Exercise goal: Set down the records that follow exactly, every line of them.

Exercise materials:
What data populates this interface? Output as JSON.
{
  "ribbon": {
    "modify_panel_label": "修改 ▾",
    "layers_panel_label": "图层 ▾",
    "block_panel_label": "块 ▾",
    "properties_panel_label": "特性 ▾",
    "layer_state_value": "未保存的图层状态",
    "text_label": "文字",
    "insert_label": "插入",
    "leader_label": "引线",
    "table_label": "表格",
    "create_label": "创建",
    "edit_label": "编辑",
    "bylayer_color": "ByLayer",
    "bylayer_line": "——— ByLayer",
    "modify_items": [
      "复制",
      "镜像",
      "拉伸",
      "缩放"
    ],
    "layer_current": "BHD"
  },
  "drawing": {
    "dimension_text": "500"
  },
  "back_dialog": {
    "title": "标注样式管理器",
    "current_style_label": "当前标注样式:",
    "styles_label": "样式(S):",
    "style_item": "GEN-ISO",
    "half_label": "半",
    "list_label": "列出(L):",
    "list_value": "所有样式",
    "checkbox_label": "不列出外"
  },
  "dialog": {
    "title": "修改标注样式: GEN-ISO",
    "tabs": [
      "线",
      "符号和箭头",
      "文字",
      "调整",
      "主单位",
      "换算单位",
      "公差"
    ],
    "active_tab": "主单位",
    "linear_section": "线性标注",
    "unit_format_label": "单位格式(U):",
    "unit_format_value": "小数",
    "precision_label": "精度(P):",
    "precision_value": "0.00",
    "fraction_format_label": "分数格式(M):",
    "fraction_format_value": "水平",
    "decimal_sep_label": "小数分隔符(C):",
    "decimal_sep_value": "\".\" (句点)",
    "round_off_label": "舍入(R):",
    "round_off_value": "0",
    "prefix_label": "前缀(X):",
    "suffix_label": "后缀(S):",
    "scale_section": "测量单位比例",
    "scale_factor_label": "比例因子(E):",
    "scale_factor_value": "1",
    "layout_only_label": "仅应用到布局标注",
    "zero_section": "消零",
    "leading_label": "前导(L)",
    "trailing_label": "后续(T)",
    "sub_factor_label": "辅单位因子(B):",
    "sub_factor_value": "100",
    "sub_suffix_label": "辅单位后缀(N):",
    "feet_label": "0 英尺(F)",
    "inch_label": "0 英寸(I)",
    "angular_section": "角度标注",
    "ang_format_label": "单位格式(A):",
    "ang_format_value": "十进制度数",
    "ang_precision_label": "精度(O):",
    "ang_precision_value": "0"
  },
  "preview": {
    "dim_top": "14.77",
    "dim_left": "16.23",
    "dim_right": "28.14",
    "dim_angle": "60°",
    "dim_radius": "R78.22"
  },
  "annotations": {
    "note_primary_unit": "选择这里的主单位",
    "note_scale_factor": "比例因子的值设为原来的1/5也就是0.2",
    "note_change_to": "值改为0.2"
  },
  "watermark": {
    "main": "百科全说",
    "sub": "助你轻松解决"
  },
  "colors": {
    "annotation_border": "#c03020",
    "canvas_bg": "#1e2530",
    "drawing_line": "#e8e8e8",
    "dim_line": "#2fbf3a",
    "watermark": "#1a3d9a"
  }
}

Written answer:
What data populates this interface? Output as JSON.
{
  "ribbon": {
    "modify_panel_label": "修改 ▾",
    "layers_panel_label": "图层 ▾",
    "block_panel_label": "块 ▾",
    "properties_panel_label": "特性 ▾",
    "layer_state_value": "未保存的图层状态",
    "text_label": "文字",
    "insert_label": "插入",
    "leader_label": "引线",
    "table_label": "表格",
    "create_label": "创建",
    "edit_label": "编辑",
    "bylayer_color": "ByLayer",
    "bylayer_line": "——— ByLayer",
    "modify_items": [
      "复制",
      "镜像",
      "拉伸",
      "缩放"
    ],
    "layer_current": "BHD"
  },
  "drawing": {
    "dimension_text": "500"
  },
  "back_dialog": {
    "title": "标注样式管理器",
    "current_style_label": "当前标注样式:",
    "styles_label": "样式(S):",
    "style_item": "GEN-ISO",
    "half_label": "半",
    "list_label": "列出(L):",
    "list_value": "所有样式",
    "checkbox_label": "不列出外"
  },
  "dialog": {
    "title": "修改标注样式: GEN-ISO",
    "tabs": [
      "线",
      "符号和箭头",
      "文字",
      "调整",
      "主单位",
      "换算单位",
      "公差"
    ],
    "active_tab": "主单位",
    "linear_section": "线性标注",
    "unit_format_label": "单位格式(U):",
    "unit_format_value": "小数",
    "precision_label": "精度(P):",
    "precision_value": "0.00",
    "fraction_format_label": "分数格式(M):",
    "fraction_format_value": "水平",
    "decimal_sep_label": "小数分隔符(C):",
    "decimal_sep_value": "\".\" (句点)",
    "round_off_label": "舍入(R):",
    "round_off_value": "0",
    "prefix_label": "前缀(X):",
    "suffix_label": "后缀(S):",
    "scale_section": "测量单位比例",
    "scale_factor_label": "比例因子(E):",
    "scale_factor_value": "1",
    "layout_only_label": "仅应用到布局标注",
    "zero_section": "消零",
    "leading_label": "前导(L)",
    "trailing_label": "后续(T)",
    "sub_factor_label": "辅单位因子(B):",
    "sub_factor_value": "100",
    "sub_suffix_label": "辅单位后缀(N):",
    "feet_label": "0 英尺(F)",
    "inch_label": "0 英寸(I)",
    "angular_section": "角度标注",
    "ang_format_label": "单位格式(A):",
    "ang_format_value": "十进制度数",
    "ang_precision_label": "精度(O):",
    "ang_precision_value": "0"
  },
  "preview": {
    "dim_top": "14.77",
    "dim_left": "16.23",
    "dim_right": "28.14",
    "dim_angle": "60°",
    "dim_radius": "R78.22"
  },
  "annotations": {
    "note_primary_unit": "选择这里的主单位",
    "note_scale_factor": "比例因子的值设为原来的1/5也就是0.2",
    "note_change_to": "值改为0.2"
  },
  "watermark": {
    "main": "百科全说",
    "sub": "助你轻松解决"
  },
  "colors": {
    "annotation_border": "#c03020",
    "canvas_bg": "#1e2530",
    "drawing_line": "#e8e8e8",
    "dim_line": "#2fbf3a",
    "watermark": "#1a3d9a"
  }
}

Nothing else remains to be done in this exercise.